=== Requirement ===
Find the lines below that contain the string "usesCleartextTraffic", count them, and give only the number.

*** Opening of Extracted records ***

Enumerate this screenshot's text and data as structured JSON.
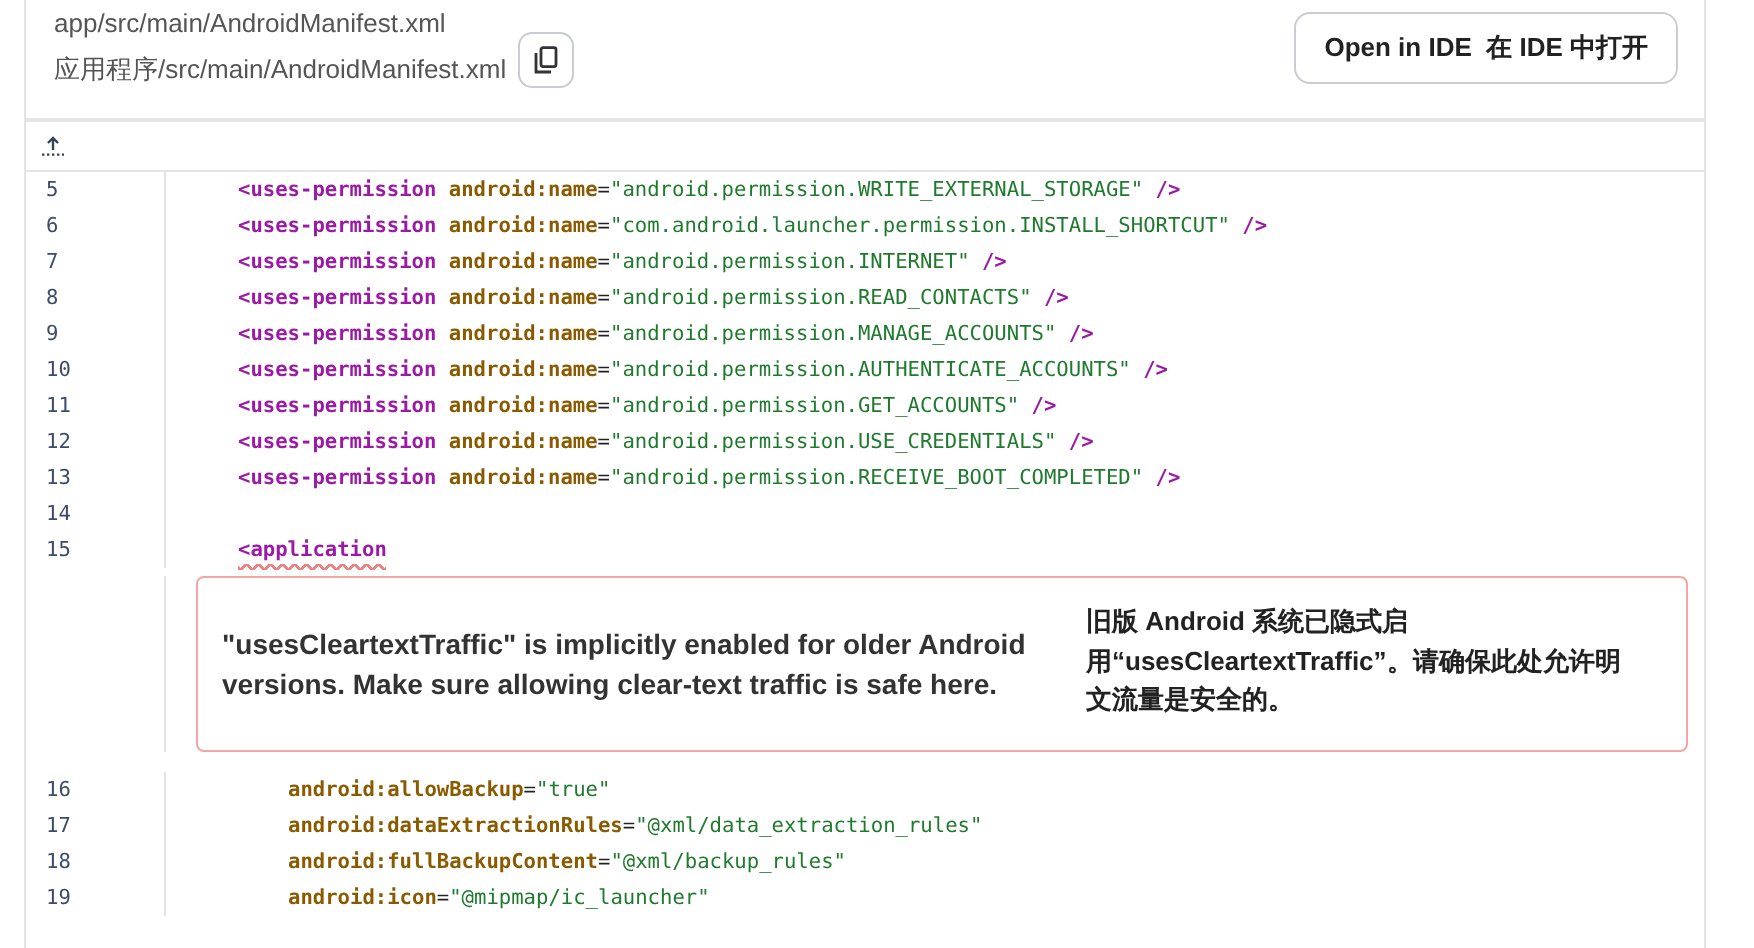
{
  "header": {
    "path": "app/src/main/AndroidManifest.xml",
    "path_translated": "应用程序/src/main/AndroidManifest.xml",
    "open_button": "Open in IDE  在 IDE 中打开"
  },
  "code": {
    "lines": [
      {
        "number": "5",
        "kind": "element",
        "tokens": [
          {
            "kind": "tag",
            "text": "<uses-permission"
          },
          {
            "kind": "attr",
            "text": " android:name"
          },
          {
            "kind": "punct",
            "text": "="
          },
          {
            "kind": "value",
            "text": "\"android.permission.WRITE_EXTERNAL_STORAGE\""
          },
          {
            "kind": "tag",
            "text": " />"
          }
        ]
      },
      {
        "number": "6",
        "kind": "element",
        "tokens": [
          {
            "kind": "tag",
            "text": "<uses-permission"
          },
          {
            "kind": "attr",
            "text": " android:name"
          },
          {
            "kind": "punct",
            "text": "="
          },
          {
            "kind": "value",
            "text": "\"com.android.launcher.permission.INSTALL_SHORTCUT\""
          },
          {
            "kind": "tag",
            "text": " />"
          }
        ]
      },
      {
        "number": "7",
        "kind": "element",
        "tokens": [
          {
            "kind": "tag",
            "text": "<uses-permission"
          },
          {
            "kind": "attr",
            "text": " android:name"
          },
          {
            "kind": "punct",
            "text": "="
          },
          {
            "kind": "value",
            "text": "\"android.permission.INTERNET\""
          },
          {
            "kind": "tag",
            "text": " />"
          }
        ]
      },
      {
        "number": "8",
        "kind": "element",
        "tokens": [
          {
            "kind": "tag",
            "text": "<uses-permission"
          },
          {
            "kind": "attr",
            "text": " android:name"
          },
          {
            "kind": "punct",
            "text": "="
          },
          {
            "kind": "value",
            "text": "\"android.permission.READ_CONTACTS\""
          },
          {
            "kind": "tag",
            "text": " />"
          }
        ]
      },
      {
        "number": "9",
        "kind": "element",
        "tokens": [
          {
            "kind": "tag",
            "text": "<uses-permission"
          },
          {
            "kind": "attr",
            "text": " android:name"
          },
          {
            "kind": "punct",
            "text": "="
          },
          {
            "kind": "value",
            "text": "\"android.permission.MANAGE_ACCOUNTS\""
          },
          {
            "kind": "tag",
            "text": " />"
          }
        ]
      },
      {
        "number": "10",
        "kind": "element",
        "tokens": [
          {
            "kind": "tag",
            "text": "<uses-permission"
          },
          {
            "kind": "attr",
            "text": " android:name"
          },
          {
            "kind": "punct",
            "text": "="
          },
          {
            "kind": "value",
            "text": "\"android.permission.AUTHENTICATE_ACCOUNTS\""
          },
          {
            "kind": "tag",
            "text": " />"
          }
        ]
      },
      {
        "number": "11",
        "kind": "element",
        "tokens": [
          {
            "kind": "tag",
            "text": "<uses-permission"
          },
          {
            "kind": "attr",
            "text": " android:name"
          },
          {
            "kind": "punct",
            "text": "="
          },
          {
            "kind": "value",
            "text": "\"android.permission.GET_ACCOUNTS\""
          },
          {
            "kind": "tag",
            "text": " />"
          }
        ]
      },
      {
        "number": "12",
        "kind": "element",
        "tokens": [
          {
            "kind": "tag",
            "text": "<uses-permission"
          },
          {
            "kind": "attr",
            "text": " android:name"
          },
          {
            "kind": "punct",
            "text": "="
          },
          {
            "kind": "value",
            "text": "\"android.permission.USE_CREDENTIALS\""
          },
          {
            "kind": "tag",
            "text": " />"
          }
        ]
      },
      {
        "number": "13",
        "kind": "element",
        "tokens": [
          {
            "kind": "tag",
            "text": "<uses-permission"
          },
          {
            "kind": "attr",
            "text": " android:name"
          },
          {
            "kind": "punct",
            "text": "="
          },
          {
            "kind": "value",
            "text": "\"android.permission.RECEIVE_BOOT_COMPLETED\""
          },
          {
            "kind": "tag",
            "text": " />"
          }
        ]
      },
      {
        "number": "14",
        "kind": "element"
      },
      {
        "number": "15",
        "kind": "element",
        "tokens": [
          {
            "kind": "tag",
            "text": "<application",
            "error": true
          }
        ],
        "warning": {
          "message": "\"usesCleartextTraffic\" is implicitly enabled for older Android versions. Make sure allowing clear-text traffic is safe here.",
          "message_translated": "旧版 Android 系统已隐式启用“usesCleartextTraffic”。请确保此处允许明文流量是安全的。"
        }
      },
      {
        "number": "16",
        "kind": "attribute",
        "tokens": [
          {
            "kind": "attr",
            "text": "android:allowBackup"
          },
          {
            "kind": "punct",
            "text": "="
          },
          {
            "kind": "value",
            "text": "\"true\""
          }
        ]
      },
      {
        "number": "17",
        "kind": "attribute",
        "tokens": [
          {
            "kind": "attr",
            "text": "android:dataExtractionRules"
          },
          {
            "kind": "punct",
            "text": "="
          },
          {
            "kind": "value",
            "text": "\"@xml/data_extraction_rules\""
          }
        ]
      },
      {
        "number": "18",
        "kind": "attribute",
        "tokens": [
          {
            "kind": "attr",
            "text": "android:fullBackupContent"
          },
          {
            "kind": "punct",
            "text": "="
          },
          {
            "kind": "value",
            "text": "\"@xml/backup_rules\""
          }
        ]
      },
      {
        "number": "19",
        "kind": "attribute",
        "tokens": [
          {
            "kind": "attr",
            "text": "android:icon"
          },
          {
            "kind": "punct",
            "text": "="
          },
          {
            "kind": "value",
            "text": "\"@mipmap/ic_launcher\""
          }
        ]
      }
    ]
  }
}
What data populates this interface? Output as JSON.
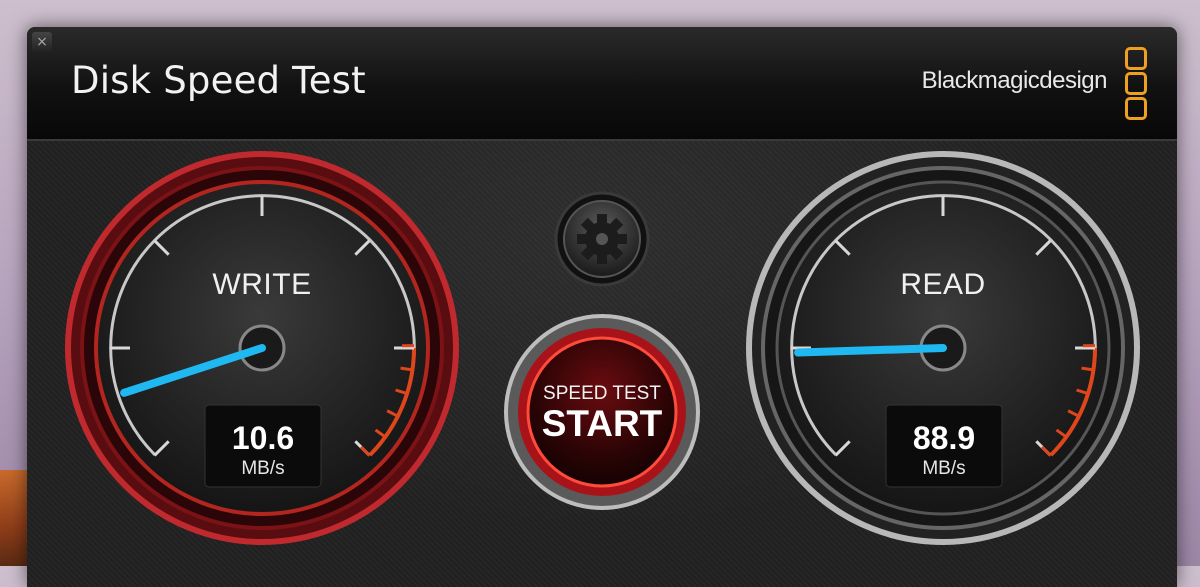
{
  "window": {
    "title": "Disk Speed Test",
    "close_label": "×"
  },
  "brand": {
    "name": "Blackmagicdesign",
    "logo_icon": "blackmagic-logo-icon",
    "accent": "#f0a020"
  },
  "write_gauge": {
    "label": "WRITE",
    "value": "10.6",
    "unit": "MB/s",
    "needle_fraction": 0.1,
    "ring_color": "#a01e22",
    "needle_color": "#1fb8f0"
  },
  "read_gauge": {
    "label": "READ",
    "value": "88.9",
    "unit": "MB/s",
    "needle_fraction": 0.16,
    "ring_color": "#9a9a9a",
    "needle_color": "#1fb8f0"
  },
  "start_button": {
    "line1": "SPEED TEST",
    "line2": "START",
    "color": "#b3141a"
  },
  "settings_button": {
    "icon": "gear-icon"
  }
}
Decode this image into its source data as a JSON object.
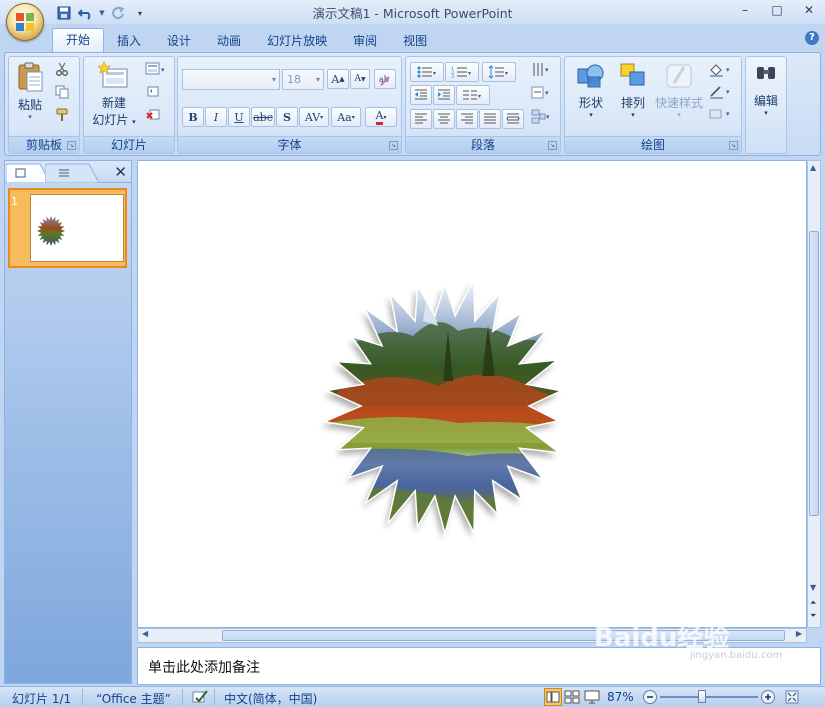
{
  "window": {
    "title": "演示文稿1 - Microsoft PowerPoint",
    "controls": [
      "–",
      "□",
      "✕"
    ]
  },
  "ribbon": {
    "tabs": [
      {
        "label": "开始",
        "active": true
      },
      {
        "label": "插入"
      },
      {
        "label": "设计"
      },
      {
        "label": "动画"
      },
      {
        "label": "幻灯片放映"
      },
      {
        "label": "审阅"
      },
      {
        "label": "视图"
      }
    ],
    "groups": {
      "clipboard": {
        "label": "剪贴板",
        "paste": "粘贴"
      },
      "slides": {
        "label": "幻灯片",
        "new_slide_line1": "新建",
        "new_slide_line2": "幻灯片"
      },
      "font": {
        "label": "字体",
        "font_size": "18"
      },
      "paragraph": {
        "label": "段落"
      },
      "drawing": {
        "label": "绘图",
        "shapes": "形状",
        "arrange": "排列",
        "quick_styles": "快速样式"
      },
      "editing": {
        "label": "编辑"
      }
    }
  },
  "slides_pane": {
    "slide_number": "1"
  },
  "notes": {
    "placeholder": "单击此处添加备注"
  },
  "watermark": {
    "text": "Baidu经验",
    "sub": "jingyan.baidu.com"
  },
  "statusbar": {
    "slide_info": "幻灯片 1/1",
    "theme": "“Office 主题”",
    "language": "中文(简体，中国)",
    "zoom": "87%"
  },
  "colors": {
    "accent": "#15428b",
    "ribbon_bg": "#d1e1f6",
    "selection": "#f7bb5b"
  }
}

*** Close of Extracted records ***

=== Exercise output ===
2